"After he took his seat at the table with them, he took the bread, blessed and broke it, and gave it to them. Their eyes were opened and they recognized him, but he disappeared from their sight." Luke 24:30-31 CEB
Since we are still in the season of Eastertide, I think another Easter story is worth a few moments of our consideration. While I mentioned on Easter Day that Matthew is my favorite telling of the Easter narrative for all the rich details that are given, I must admit that the book of Matthew ends quickly after Jesus is resurrected.
The book of Luke gives us more stories of what happened after the resurrection. On the same day Jesus is resurrected we hear about an odd story of two men, minor characters in general, who sadly walk to their home feeling defeated by Jesus’ crucifixion on Friday.
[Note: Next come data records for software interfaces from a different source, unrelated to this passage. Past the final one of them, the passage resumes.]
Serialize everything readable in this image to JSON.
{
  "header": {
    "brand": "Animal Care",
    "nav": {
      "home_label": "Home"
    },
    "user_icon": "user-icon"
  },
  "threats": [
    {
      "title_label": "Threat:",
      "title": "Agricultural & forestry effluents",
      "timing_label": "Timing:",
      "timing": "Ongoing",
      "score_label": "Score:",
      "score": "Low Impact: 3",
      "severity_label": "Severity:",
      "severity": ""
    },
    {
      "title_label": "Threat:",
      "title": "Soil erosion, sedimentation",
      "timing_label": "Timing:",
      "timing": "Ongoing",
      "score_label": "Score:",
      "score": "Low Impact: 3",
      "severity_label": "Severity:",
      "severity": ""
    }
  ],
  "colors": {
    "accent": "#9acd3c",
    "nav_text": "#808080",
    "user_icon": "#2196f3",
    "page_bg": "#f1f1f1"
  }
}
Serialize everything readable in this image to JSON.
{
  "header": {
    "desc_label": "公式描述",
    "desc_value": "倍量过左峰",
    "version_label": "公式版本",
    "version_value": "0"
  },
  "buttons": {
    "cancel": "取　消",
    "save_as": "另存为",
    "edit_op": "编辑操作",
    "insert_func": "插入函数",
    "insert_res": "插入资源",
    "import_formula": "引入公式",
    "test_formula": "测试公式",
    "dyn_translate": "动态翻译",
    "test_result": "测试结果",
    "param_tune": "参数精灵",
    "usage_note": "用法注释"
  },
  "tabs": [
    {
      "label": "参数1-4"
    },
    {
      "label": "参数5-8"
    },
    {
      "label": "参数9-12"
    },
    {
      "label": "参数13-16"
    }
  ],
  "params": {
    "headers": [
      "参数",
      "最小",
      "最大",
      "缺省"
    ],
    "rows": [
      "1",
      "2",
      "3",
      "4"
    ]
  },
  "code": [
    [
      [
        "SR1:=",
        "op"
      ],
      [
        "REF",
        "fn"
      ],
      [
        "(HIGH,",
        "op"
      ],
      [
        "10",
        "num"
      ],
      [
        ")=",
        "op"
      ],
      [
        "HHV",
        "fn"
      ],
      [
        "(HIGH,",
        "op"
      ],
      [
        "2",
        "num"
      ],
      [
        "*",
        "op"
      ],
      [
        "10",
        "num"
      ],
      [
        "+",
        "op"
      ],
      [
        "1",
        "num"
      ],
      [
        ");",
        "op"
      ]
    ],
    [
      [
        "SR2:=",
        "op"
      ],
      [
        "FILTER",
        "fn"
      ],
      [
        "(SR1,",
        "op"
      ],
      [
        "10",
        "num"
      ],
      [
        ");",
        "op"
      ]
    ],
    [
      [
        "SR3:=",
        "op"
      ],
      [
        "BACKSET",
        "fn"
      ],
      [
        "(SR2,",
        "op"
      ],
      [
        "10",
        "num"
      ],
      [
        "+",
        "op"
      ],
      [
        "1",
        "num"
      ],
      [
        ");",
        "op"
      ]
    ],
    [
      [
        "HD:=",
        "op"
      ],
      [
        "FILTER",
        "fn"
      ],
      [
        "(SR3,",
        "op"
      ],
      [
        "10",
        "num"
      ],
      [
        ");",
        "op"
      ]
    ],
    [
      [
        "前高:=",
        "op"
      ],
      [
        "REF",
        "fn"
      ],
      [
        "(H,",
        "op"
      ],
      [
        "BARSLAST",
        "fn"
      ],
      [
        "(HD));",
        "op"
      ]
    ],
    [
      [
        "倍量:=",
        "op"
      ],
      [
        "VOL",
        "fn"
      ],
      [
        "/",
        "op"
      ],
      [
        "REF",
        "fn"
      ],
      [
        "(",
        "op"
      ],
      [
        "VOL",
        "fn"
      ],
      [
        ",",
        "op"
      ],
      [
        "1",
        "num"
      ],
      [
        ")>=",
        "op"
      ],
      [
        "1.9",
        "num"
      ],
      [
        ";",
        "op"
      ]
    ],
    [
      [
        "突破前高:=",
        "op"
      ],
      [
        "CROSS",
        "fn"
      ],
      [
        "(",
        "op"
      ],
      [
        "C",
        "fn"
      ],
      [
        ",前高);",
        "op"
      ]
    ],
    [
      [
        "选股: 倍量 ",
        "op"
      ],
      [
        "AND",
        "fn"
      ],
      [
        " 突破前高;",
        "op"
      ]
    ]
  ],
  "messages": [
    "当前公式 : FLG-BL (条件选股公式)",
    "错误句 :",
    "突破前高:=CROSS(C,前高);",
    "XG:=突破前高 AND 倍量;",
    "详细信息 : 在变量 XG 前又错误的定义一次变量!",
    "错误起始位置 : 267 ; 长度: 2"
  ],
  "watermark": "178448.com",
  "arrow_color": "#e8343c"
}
To read the full story you will find it in Luke 24:13-35. The first thing that jumps out at me is that the men are walking along when a stranger joins them. It turns out to be Jesus, but they do not recognize him. There is a lot of speculation about why they do not recognize him, but I don’t struggle with this detail.
When life is going sideways, I often do not see Jesus amid life. I see all the trouble and not much else. Eventually the men recognize Jesus when he serves them the bread and the wine. He does it as only Jesus does it, as an extraordinary act of love. Then their eyes are open, and they see Jesus in their midst.
That is also when I usually finally see Jesus in the middle of my struggles. When I see Grace at work, I see something unexpected and clearly a loving gift from God. Then I remember Jesus is with me, he was always there. I was never alone. I just felt alone, but I was wrong. Jesus is always by my side no matter how hard the day is or how disappointed I am by circumstances.
I understand those two men and their disillusionment. I understand feeling overwhelmed by life. I am deeply grateful when Jesus catches my attention and reminds me to stop worrying. To stop being afraid. He is there. He always was, and he will always be there.